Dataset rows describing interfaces
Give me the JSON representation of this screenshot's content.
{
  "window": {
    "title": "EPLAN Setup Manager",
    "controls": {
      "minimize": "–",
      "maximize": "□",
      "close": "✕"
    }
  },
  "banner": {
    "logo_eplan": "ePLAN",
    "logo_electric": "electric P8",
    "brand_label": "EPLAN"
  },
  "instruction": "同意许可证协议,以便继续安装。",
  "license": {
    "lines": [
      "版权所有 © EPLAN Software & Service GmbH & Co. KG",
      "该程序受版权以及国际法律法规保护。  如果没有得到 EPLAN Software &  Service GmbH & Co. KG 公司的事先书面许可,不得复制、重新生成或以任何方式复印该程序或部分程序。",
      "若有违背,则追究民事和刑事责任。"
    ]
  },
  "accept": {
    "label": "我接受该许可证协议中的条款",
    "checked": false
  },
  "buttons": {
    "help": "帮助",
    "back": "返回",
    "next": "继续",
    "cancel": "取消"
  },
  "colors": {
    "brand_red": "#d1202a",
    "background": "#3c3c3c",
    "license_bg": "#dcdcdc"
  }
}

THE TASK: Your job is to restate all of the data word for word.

EXPECTED ANSWER:
Give me the JSON representation of this screenshot's content.
{
  "window": {
    "title": "EPLAN Setup Manager",
    "controls": {
      "minimize": "–",
      "maximize": "□",
      "close": "✕"
    }
  },
  "banner": {
    "logo_eplan": "ePLAN",
    "logo_electric": "electric P8",
    "brand_label": "EPLAN"
  },
  "instruction": "同意许可证协议,以便继续安装。",
  "license": {
    "lines": [
      "版权所有 © EPLAN Software & Service GmbH & Co. KG",
      "该程序受版权以及国际法律法规保护。  如果没有得到 EPLAN Software &  Service GmbH & Co. KG 公司的事先书面许可,不得复制、重新生成或以任何方式复印该程序或部分程序。",
      "若有违背,则追究民事和刑事责任。"
    ]
  },
  "accept": {
    "label": "我接受该许可证协议中的条款",
    "checked": false
  },
  "buttons": {
    "help": "帮助",
    "back": "返回",
    "next": "继续",
    "cancel": "取消"
  },
  "colors": {
    "brand_red": "#d1202a",
    "background": "#3c3c3c",
    "license_bg": "#dcdcdc"
  }
}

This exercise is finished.